To be honest, I never bother with the glaze. I’m sure it would be terrific with its hint of orange, but I think this cake is perfect as it is. Though for dessert, a little ice cream wouldn’t go amiss!


Hopefully you’ll try out this wonderful confection when you’re looking for something simple, yet fancy. So much simpler than cookies or pastries, but a big step up from other bundt-style cakes. And the perfect flavor combinations for this time of year!

CCC – chestnut & sage soup, twice-baked potatoes – the November recipes

At this time of year, things seem to get very busy. I’ve been working a lot, some of it on a new project out of the country, so between that and hosting Thanksgiving (weekend!), I have missed out on a few recipes. That said, I did get to a couple, and I’m happy I did.

At first blush, the chestnut and sage soup  was a little too reminiscent of a number of beige-looking soups I’ve made over the past couple of years. But I was determined to try it because every time I use chestnuts in soup, I love the result. And in this version – there’s sage. And I think that nothing says fall like sage. Interestingly, some of it gets crisped up in a bit of olive or other oil.


The soup is simple enough, vegetable broth and a few other things, along with some cooked chestnuts. I was able to find them prepared, so it turned into a quick soup. I used the immersion blender, but if I had more time I think it would turn out better (that is, much smoother) if I used a regular blender. I also added a dollop of cream and a drizzle of the sage oil along with the sage leaves. I wished I’d made more!


It may not be much to look at, but this was a wonderful soup. And I totally loved the crisped sage leaves. I need to make them again, and find different ways to use them. So very good.

The other recipe I completed this month was for twice-baked potatoes. To be honest, I did make them to serve alongside something not-vegetarian-at-all, but these would make a delicious meal on their own, or with some shredded and sauteed squash (as I did here). They are simplicity itself. A baked potato, with the flesh scooped out, and combined with green onions, butter and sour cream, placed back in their shells and topped with some cheese. Then baked to heat through.


I ended up using a fairly “pedestrian” cheese, but it was lovely combined with the soothing potatoes. Individual servings of anything are always fun, and these do make for a nice presentation, though of course, some truly flavorful cheeses would be great, or even some different seasonings. But these were delicious as they were.

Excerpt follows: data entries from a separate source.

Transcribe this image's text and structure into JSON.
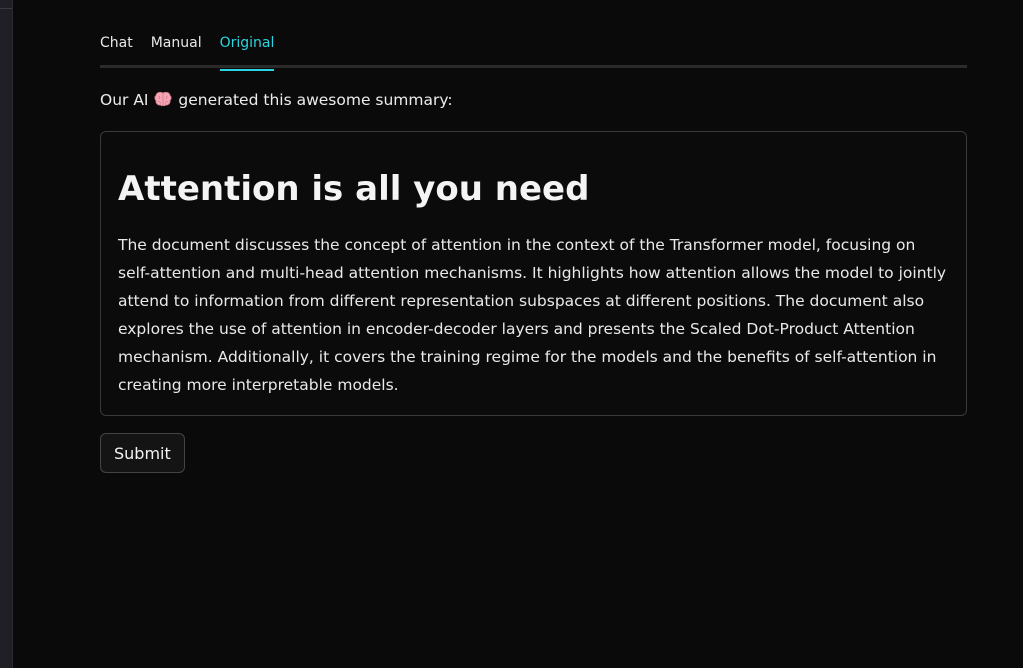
{
  "tabs": [
    {
      "label": "Chat",
      "active": false
    },
    {
      "label": "Manual",
      "active": false
    },
    {
      "label": "Original",
      "active": true
    }
  ],
  "intro": {
    "before": "Our AI",
    "icon": "brain-emoji",
    "after": "generated this awesome summary:"
  },
  "summary": {
    "title": "Attention is all you need",
    "body": "The document discusses the concept of attention in the context of the Transformer model, focusing on self-attention and multi-head attention mechanisms. It highlights how attention allows the model to jointly attend to information from different representation subspaces at different positions. The document also explores the use of attention in encoder-decoder layers and presents the Scaled Dot-Product Attention mechanism. Additionally, it covers the training regime for the models and the benefits of self-attention in creating more interpretable models."
  },
  "actions": {
    "submit_label": "Submit"
  },
  "colors": {
    "accent": "#2ad4e0",
    "background": "#0a0a0a",
    "border": "#3a3a3a"
  }
}
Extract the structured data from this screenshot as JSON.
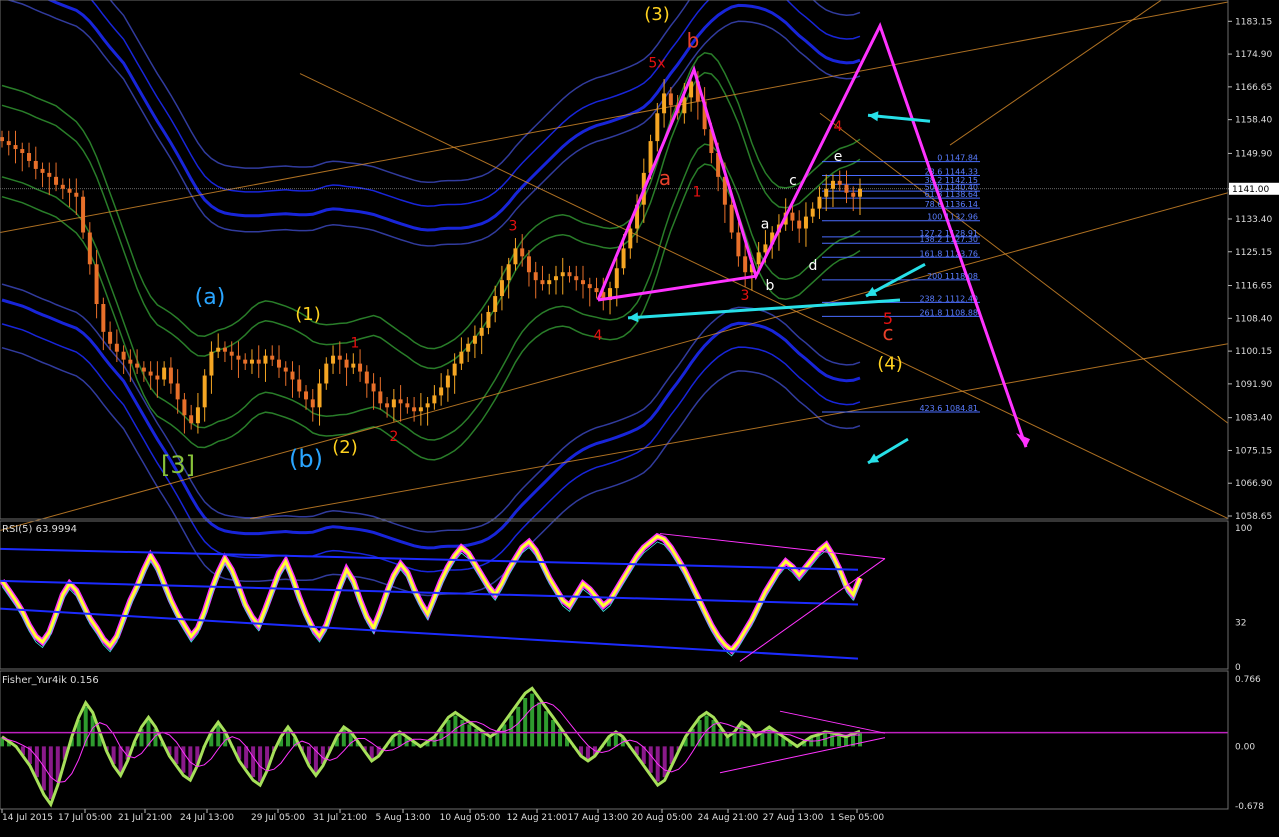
{
  "chart_data": [
    {
      "type": "candlestick",
      "title": "",
      "colors": {
        "background": "#000000",
        "bull": "#f5a623",
        "bear": "#e8702a",
        "band_blue": "#1c2bff",
        "band_green": "#2e8b2e",
        "fib": "#4a6cff",
        "pattern": "#ff33ff",
        "arrow": "#27e0e8",
        "trend": "#d98c2b"
      },
      "current_price_label": "1141.00",
      "ylim": [
        1058.65,
        1187.0
      ],
      "y_ticks": [
        "1183.15",
        "1174.90",
        "1166.65",
        "1158.40",
        "1149.90",
        "1141.00",
        "1133.40",
        "1125.15",
        "1116.65",
        "1108.40",
        "1100.15",
        "1091.90",
        "1083.40",
        "1075.15",
        "1066.90",
        "1058.65"
      ],
      "x_ticks": [
        "14 Jul 2015",
        "17 Jul 05:00",
        "21 Jul 21:00",
        "24 Jul 13:00",
        "29 Jul 05:00",
        "31 Jul 21:00",
        "5 Aug 13:00",
        "10 Aug 05:00",
        "12 Aug 21:00",
        "17 Aug 13:00",
        "20 Aug 05:00",
        "24 Aug 21:00",
        "27 Aug 13:00",
        "1 Sep 05:00"
      ],
      "fib_levels": [
        {
          "label": "0 1147.84",
          "value": 1147.84
        },
        {
          "label": "23.6 1144.33",
          "value": 1144.33
        },
        {
          "label": "38.2 1142.15",
          "value": 1142.15
        },
        {
          "label": "50.0 1140.40",
          "value": 1140.4
        },
        {
          "label": "61.8 1138.64",
          "value": 1138.64
        },
        {
          "label": "78.6 1136.14",
          "value": 1136.14
        },
        {
          "label": "100 1132.96",
          "value": 1132.96
        },
        {
          "label": "127.2 1128.91",
          "value": 1128.91
        },
        {
          "label": "138.2 1127.30",
          "value": 1127.3
        },
        {
          "label": "161.8 1123.76",
          "value": 1123.76
        },
        {
          "label": "200 1118.08",
          "value": 1118.08
        },
        {
          "label": "238.2 1112.40",
          "value": 1112.4
        },
        {
          "label": "261.8 1108.88",
          "value": 1108.88
        },
        {
          "label": "423.6 1084.81",
          "value": 1084.81
        }
      ],
      "close_series": [
        1153,
        1152,
        1151,
        1150,
        1148,
        1146,
        1145,
        1144,
        1142,
        1141,
        1140,
        1139,
        1130,
        1122,
        1112,
        1105,
        1102,
        1100,
        1098,
        1097,
        1096,
        1095,
        1094,
        1093,
        1096,
        1092,
        1088,
        1084,
        1082,
        1086,
        1094,
        1100,
        1101,
        1100,
        1099,
        1098,
        1097,
        1098,
        1097,
        1099,
        1098,
        1096,
        1095,
        1093,
        1090,
        1088,
        1086,
        1092,
        1097,
        1099,
        1098,
        1096,
        1097,
        1095,
        1092,
        1090,
        1087,
        1086,
        1088,
        1087,
        1086,
        1085,
        1086,
        1087,
        1089,
        1091,
        1094,
        1097,
        1100,
        1102,
        1104,
        1106,
        1110,
        1114,
        1118,
        1122,
        1126,
        1124,
        1120,
        1118,
        1117,
        1118,
        1119,
        1120,
        1119,
        1118,
        1117,
        1116,
        1115,
        1113,
        1116,
        1121,
        1126,
        1131,
        1137,
        1145,
        1153,
        1160,
        1165,
        1162,
        1160,
        1164,
        1168,
        1163,
        1156,
        1150,
        1144,
        1137,
        1130,
        1124,
        1120,
        1122,
        1125,
        1127,
        1130,
        1132,
        1135,
        1133,
        1131,
        1134,
        1136,
        1139,
        1141,
        1143,
        1142,
        1140,
        1139,
        1141
      ],
      "wave_labels": [
        {
          "text": "(3)",
          "price": 1183.5,
          "color": "#ffd21f",
          "size": 18
        },
        {
          "text": "b",
          "price": 1176.5,
          "color": "#e8402a",
          "size": 20
        },
        {
          "text": "5x",
          "price": 1171.5,
          "color": "#e81010",
          "size": 14
        },
        {
          "text": "a",
          "price": 1142,
          "color": "#e8402a",
          "size": 20
        },
        {
          "text": "1",
          "price": 1139,
          "color": "#e81010",
          "size": 14
        },
        {
          "text": "4",
          "price": 1155.5,
          "color": "#e81010",
          "size": 14
        },
        {
          "text": "e",
          "price": 1148,
          "color": "#ffffff",
          "size": 14
        },
        {
          "text": "c",
          "price": 1142,
          "color": "#ffffff",
          "size": 14
        },
        {
          "text": "a",
          "price": 1131,
          "color": "#ffffff",
          "size": 14
        },
        {
          "text": "d",
          "price": 1120.5,
          "color": "#ffffff",
          "size": 14
        },
        {
          "text": "b",
          "price": 1115.5,
          "color": "#ffffff",
          "size": 14
        },
        {
          "text": "3",
          "price": 1130.5,
          "color": "#e81010",
          "size": 14
        },
        {
          "text": "3",
          "price": 1113,
          "color": "#e81010",
          "size": 14
        },
        {
          "text": "4",
          "price": 1103,
          "color": "#e81010",
          "size": 14
        },
        {
          "text": "(a)",
          "price": 1112,
          "color": "#2aa5ff",
          "size": 22
        },
        {
          "text": "(1)",
          "price": 1108,
          "color": "#ffd21f",
          "size": 18
        },
        {
          "text": "1",
          "price": 1101,
          "color": "#e81010",
          "size": 14
        },
        {
          "text": "[3]",
          "price": 1069.5,
          "color": "#88c23a",
          "size": 24
        },
        {
          "text": "(b)",
          "price": 1071,
          "color": "#2aa5ff",
          "size": 24
        },
        {
          "text": "(2)",
          "price": 1074.5,
          "color": "#ffd21f",
          "size": 18
        },
        {
          "text": "2",
          "price": 1077.5,
          "color": "#e81010",
          "size": 14
        },
        {
          "text": "5",
          "price": 1107,
          "color": "#e81010",
          "size": 16
        },
        {
          "text": "c",
          "price": 1103,
          "color": "#e8402a",
          "size": 20
        },
        {
          "text": "(4)",
          "price": 1095.5,
          "color": "#ffd21f",
          "size": 18
        }
      ]
    },
    {
      "type": "line",
      "title": "RSI(5) 63.9994",
      "ylim": [
        0,
        100
      ],
      "y_ticks": [
        "100",
        "32",
        "0"
      ],
      "rsi_series": [
        62,
        55,
        48,
        40,
        30,
        22,
        18,
        25,
        38,
        52,
        60,
        55,
        45,
        35,
        28,
        20,
        15,
        22,
        35,
        48,
        58,
        70,
        80,
        72,
        60,
        48,
        38,
        30,
        22,
        28,
        40,
        55,
        68,
        78,
        70,
        58,
        45,
        36,
        30,
        42,
        55,
        68,
        76,
        64,
        50,
        38,
        28,
        22,
        30,
        44,
        58,
        70,
        62,
        48,
        36,
        28,
        40,
        54,
        66,
        74,
        68,
        56,
        46,
        38,
        50,
        62,
        72,
        80,
        86,
        82,
        74,
        66,
        58,
        52,
        60,
        70,
        78,
        86,
        90,
        84,
        74,
        64,
        56,
        48,
        44,
        52,
        60,
        56,
        50,
        44,
        48,
        56,
        64,
        72,
        80,
        86,
        90,
        94,
        92,
        86,
        78,
        70,
        60,
        50,
        40,
        30,
        22,
        16,
        12,
        18,
        26,
        34,
        44,
        54,
        62,
        70,
        76,
        72,
        66,
        72,
        78,
        84,
        88,
        80,
        70,
        58,
        52,
        64
      ]
    },
    {
      "type": "bar",
      "title": "Fisher_Yur4ik 0.156",
      "ylim": [
        -0.678,
        0.766
      ],
      "y_ticks": [
        "0.766",
        "0.00",
        "-0.678"
      ],
      "fisher_series": [
        0.1,
        0.05,
        0.0,
        -0.1,
        -0.2,
        -0.35,
        -0.5,
        -0.6,
        -0.4,
        -0.15,
        0.1,
        0.3,
        0.45,
        0.35,
        0.15,
        -0.05,
        -0.2,
        -0.3,
        -0.15,
        0.05,
        0.2,
        0.3,
        0.2,
        0.05,
        -0.1,
        -0.2,
        -0.3,
        -0.35,
        -0.2,
        0.0,
        0.15,
        0.25,
        0.15,
        0.0,
        -0.15,
        -0.25,
        -0.35,
        -0.4,
        -0.25,
        -0.05,
        0.1,
        0.2,
        0.1,
        -0.05,
        -0.2,
        -0.3,
        -0.2,
        -0.05,
        0.1,
        0.2,
        0.15,
        0.05,
        -0.05,
        -0.15,
        -0.1,
        0.0,
        0.1,
        0.15,
        0.1,
        0.05,
        0.0,
        0.05,
        0.1,
        0.2,
        0.3,
        0.35,
        0.3,
        0.25,
        0.2,
        0.15,
        0.1,
        0.15,
        0.25,
        0.35,
        0.45,
        0.55,
        0.6,
        0.5,
        0.4,
        0.3,
        0.2,
        0.1,
        0.0,
        -0.1,
        -0.15,
        -0.1,
        0.0,
        0.1,
        0.15,
        0.1,
        0.0,
        -0.1,
        -0.2,
        -0.3,
        -0.4,
        -0.35,
        -0.2,
        -0.05,
        0.1,
        0.2,
        0.3,
        0.35,
        0.3,
        0.2,
        0.1,
        0.15,
        0.25,
        0.2,
        0.1,
        0.15,
        0.2,
        0.15,
        0.1,
        0.05,
        0.0,
        0.05,
        0.1,
        0.12,
        0.15,
        0.14,
        0.12,
        0.1,
        0.13,
        0.156
      ]
    }
  ]
}
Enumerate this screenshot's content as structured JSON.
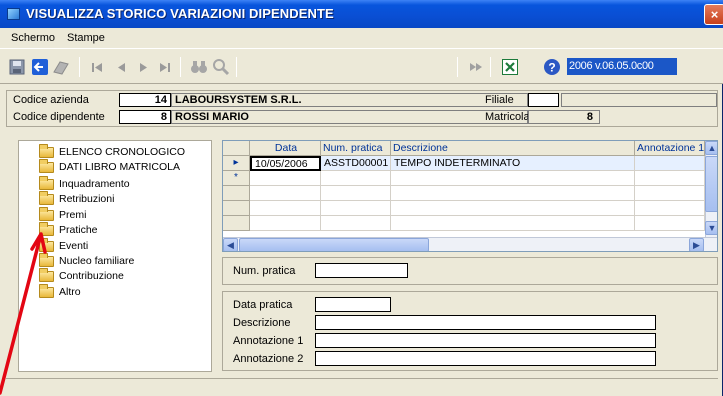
{
  "window": {
    "title": "VISUALIZZA STORICO VARIAZIONI DIPENDENTE",
    "close_label": "×"
  },
  "menu": {
    "items": [
      "Schermo",
      "Stampe"
    ]
  },
  "toolbar": {
    "version_text": "2006 v.06.05.0c00",
    "icons": [
      "save-icon",
      "exit-icon",
      "edit-icon",
      "first-record-icon",
      "previous-record-icon",
      "next-record-icon",
      "last-record-icon",
      "binoculars-icon",
      "magnifier-icon",
      "export-icon",
      "excel-icon",
      "help-icon"
    ]
  },
  "header": {
    "codice_azienda_label": "Codice azienda",
    "codice_azienda_value": "14",
    "azienda_name": "LABOURSYSTEM S.R.L.",
    "codice_dipendente_label": "Codice dipendente",
    "codice_dipendente_value": "8",
    "dipendente_name": "ROSSI MARIO",
    "filiale_label": "Filiale",
    "filiale_value": "",
    "matricola_label": "Matricola",
    "matricola_value": "8"
  },
  "tree": {
    "items": [
      "ELENCO CRONOLOGICO",
      "DATI LIBRO MATRICOLA",
      "Inquadramento",
      "Retribuzioni",
      "Premi",
      "Pratiche",
      "Eventi",
      "Nucleo familiare",
      "Contribuzione",
      "Altro"
    ],
    "selected": "Pratiche"
  },
  "grid": {
    "columns": [
      "Data",
      "Num. pratica",
      "Descrizione",
      "Annotazione 1"
    ],
    "rows": [
      {
        "marker": "▸",
        "data": "10/05/2006",
        "num_pratica": "ASSTD00001",
        "descrizione": "TEMPO INDETERMINATO",
        "annotazione1": ""
      },
      {
        "marker": "*",
        "data": "",
        "num_pratica": "",
        "descrizione": "",
        "annotazione1": ""
      }
    ],
    "scroll_up": "▲",
    "scroll_down": "▼",
    "scroll_left": "◀",
    "scroll_right": "▶"
  },
  "form": {
    "num_pratica_label": "Num. pratica",
    "num_pratica_value": "",
    "data_pratica_label": "Data pratica",
    "data_pratica_value": "",
    "descrizione_label": "Descrizione",
    "descrizione_value": "",
    "annotazione1_label": "Annotazione 1",
    "annotazione1_value": "",
    "annotazione2_label": "Annotazione 2",
    "annotazione2_value": ""
  },
  "colors": {
    "titlebar": "#0a4fd4",
    "window_bg": "#ece9d8",
    "version_bg": "#1b57c7",
    "pointer": "#e30613"
  }
}
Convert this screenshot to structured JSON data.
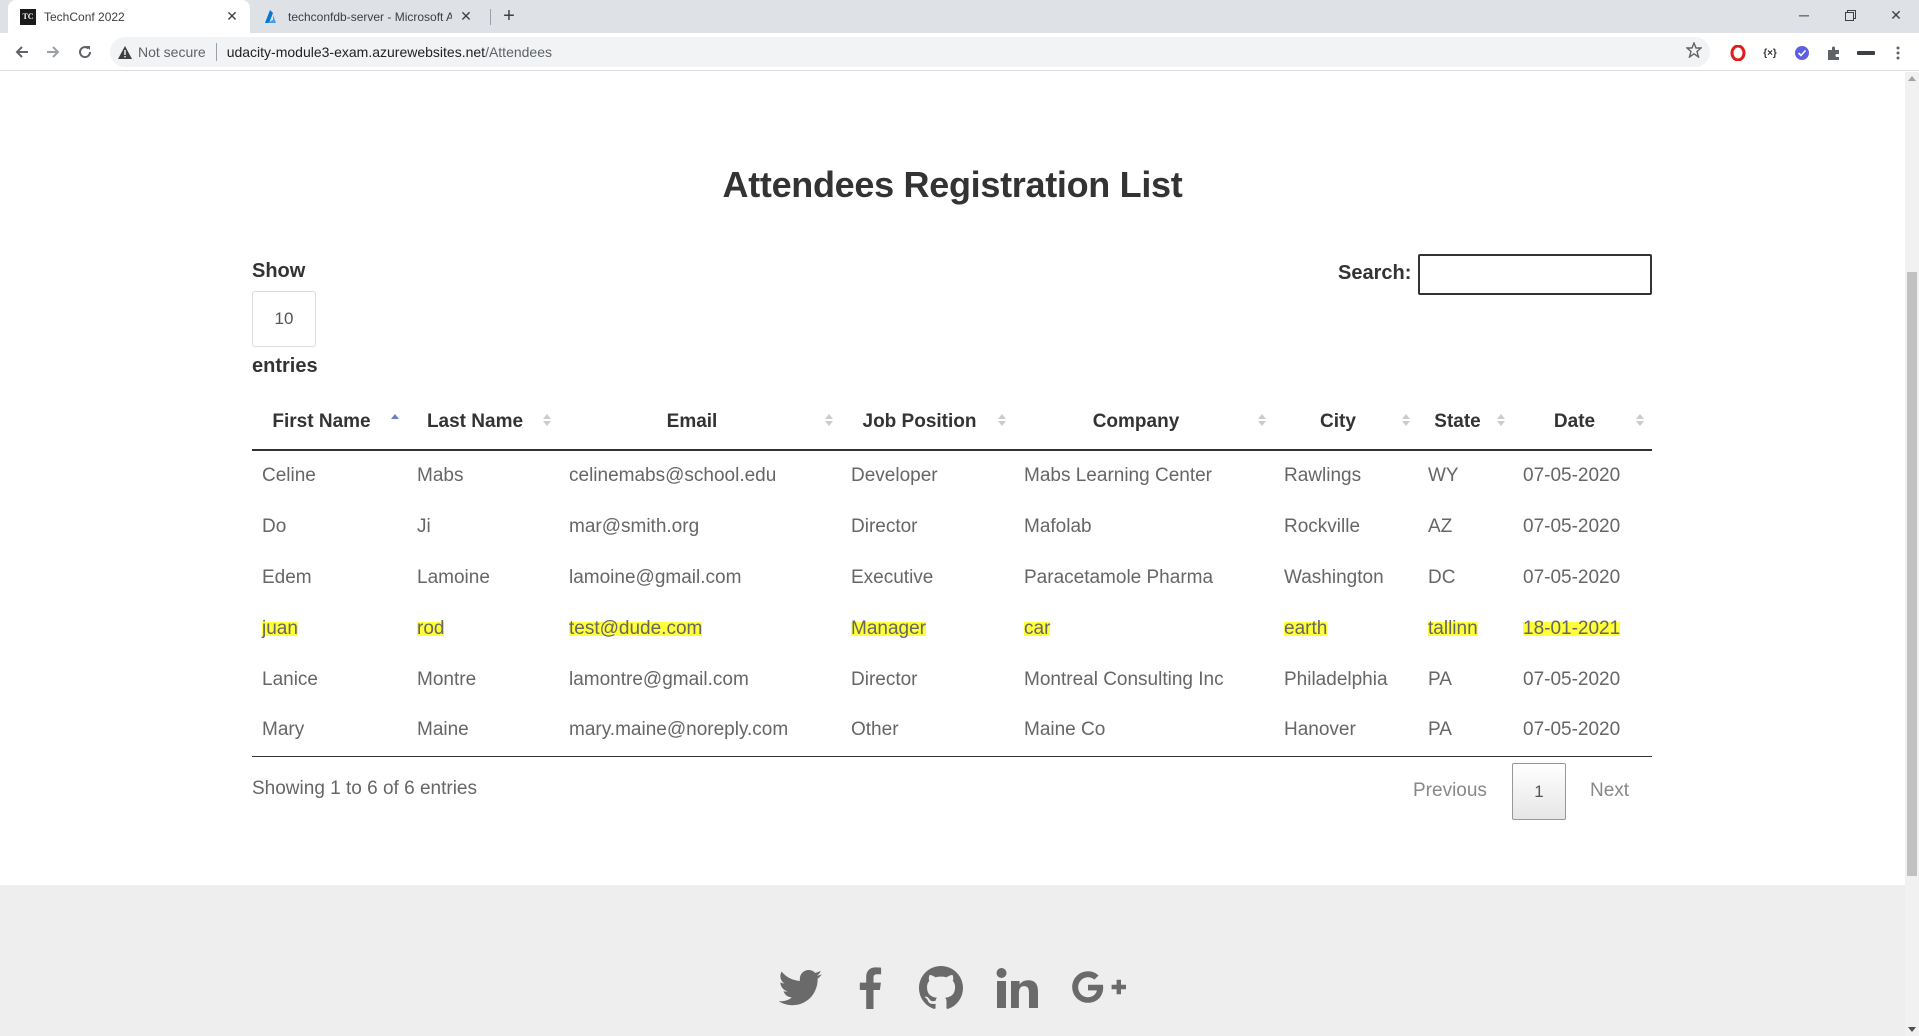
{
  "browser": {
    "tabs": [
      {
        "title": "TechConf 2022",
        "favicon_text": "TC",
        "active": true
      },
      {
        "title": "techconfdb-server - Microsoft Az",
        "active": false
      }
    ],
    "security_label": "Not secure",
    "url_host": "udacity-module3-exam.azurewebsites.net",
    "url_path": "/Attendees"
  },
  "page": {
    "title": "Attendees Registration List",
    "length": {
      "show_label": "Show",
      "value": "10",
      "entries_label": "entries"
    },
    "search": {
      "label": "Search:",
      "value": ""
    },
    "table": {
      "columns": [
        "First Name",
        "Last Name",
        "Email",
        "Job Position",
        "Company",
        "City",
        "State",
        "Date"
      ],
      "sorted_column": "First Name",
      "sort_direction": "ascending",
      "rows": [
        [
          "Celine",
          "Mabs",
          "celinemabs@school.edu",
          "Developer",
          "Mabs Learning Center",
          "Rawlings",
          "WY",
          "07-05-2020"
        ],
        [
          "Do",
          "Ji",
          "mar@smith.org",
          "Director",
          "Mafolab",
          "Rockville",
          "AZ",
          "07-05-2020"
        ],
        [
          "Edem",
          "Lamoine",
          "lamoine@gmail.com",
          "Executive",
          "Paracetamole Pharma",
          "Washington",
          "DC",
          "07-05-2020"
        ],
        [
          "juan",
          "rod",
          "test@dude.com",
          "Manager",
          "car",
          "earth",
          "tallinn",
          "18-01-2021"
        ],
        [
          "Lanice",
          "Montre",
          "lamontre@gmail.com",
          "Director",
          "Montreal Consulting Inc",
          "Philadelphia",
          "PA",
          "07-05-2020"
        ],
        [
          "Mary",
          "Maine",
          "mary.maine@noreply.com",
          "Other",
          "Maine Co",
          "Hanover",
          "PA",
          "07-05-2020"
        ]
      ],
      "highlighted_row_index": 3,
      "highlight_color": "#ffff3a"
    },
    "info": "Showing 1 to 6 of 6 entries",
    "pagination": {
      "previous": "Previous",
      "current": "1",
      "next": "Next"
    }
  },
  "footer": {
    "social_icons": [
      "twitter-icon",
      "facebook-icon",
      "github-icon",
      "linkedin-icon",
      "google-plus-icon"
    ]
  }
}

You can find all of the Cottage Cooking Club results here. I’m sure that there are some wonderful dishes I missed, and I can’t wait to read through all of the results!